▶ The task:
Restate the whole of the data verbatim, omitting nothing.

Data entries:
------------

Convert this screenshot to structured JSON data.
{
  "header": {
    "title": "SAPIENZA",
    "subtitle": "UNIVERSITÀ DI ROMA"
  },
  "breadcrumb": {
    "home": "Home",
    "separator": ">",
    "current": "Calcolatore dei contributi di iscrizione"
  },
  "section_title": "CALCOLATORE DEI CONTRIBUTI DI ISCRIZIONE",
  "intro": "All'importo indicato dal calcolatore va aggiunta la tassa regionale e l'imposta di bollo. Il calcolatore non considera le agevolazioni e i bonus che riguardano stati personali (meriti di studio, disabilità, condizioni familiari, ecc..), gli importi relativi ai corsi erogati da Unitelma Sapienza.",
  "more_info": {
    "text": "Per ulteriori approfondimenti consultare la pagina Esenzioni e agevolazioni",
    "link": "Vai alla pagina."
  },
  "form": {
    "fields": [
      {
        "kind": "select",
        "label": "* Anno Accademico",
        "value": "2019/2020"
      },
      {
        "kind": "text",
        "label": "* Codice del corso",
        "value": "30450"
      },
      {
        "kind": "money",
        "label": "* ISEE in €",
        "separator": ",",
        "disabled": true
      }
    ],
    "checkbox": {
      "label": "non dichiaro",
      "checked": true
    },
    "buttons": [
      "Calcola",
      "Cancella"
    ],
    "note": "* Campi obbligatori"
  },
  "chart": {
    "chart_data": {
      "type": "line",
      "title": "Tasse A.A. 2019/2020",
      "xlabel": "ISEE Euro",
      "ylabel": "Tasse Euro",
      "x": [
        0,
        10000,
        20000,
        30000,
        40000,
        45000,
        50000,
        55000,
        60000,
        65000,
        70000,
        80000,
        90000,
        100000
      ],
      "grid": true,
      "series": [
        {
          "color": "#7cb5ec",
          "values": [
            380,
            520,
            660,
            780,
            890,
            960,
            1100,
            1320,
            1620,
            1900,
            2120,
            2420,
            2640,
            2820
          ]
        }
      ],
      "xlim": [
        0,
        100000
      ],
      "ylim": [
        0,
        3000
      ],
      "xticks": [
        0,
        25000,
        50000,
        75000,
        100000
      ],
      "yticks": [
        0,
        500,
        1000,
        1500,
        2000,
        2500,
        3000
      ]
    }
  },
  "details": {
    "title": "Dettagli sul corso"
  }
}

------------

▶ Result:
Convert this screenshot to structured JSON data.
{
  "header": {
    "title": "SAPIENZA",
    "subtitle": "UNIVERSITÀ DI ROMA"
  },
  "breadcrumb": {
    "home": "Home",
    "separator": ">",
    "current": "Calcolatore dei contributi di iscrizione"
  },
  "section_title": "CALCOLATORE DEI CONTRIBUTI DI ISCRIZIONE",
  "intro": "All'importo indicato dal calcolatore va aggiunta la tassa regionale e l'imposta di bollo. Il calcolatore non considera le agevolazioni e i bonus che riguardano stati personali (meriti di studio, disabilità, condizioni familiari, ecc..), gli importi relativi ai corsi erogati da Unitelma Sapienza.",
  "more_info": {
    "text": "Per ulteriori approfondimenti consultare la pagina Esenzioni e agevolazioni",
    "link": "Vai alla pagina."
  },
  "form": {
    "fields": [
      {
        "kind": "select",
        "label": "* Anno Accademico",
        "value": "2019/2020"
      },
      {
        "kind": "text",
        "label": "* Codice del corso",
        "value": "30450"
      },
      {
        "kind": "money",
        "label": "* ISEE in €",
        "separator": ",",
        "disabled": true
      }
    ],
    "checkbox": {
      "label": "non dichiaro",
      "checked": true
    },
    "buttons": [
      "Calcola",
      "Cancella"
    ],
    "note": "* Campi obbligatori"
  },
  "chart": {
    "chart_data": {
      "type": "line",
      "title": "Tasse A.A. 2019/2020",
      "xlabel": "ISEE Euro",
      "ylabel": "Tasse Euro",
      "x": [
        0,
        10000,
        20000,
        30000,
        40000,
        45000,
        50000,
        55000,
        60000,
        65000,
        70000,
        80000,
        90000,
        100000
      ],
      "grid": true,
      "series": [
        {
          "color": "#7cb5ec",
          "values": [
            380,
            520,
            660,
            780,
            890,
            960,
            1100,
            1320,
            1620,
            1900,
            2120,
            2420,
            2640,
            2820
          ]
        }
      ],
      "xlim": [
        0,
        100000
      ],
      "ylim": [
        0,
        3000
      ],
      "xticks": [
        0,
        25000,
        50000,
        75000,
        100000
      ],
      "yticks": [
        0,
        500,
        1000,
        1500,
        2000,
        2500,
        3000
      ]
    }
  },
  "details": {
    "title": "Dettagli sul corso"
  }
}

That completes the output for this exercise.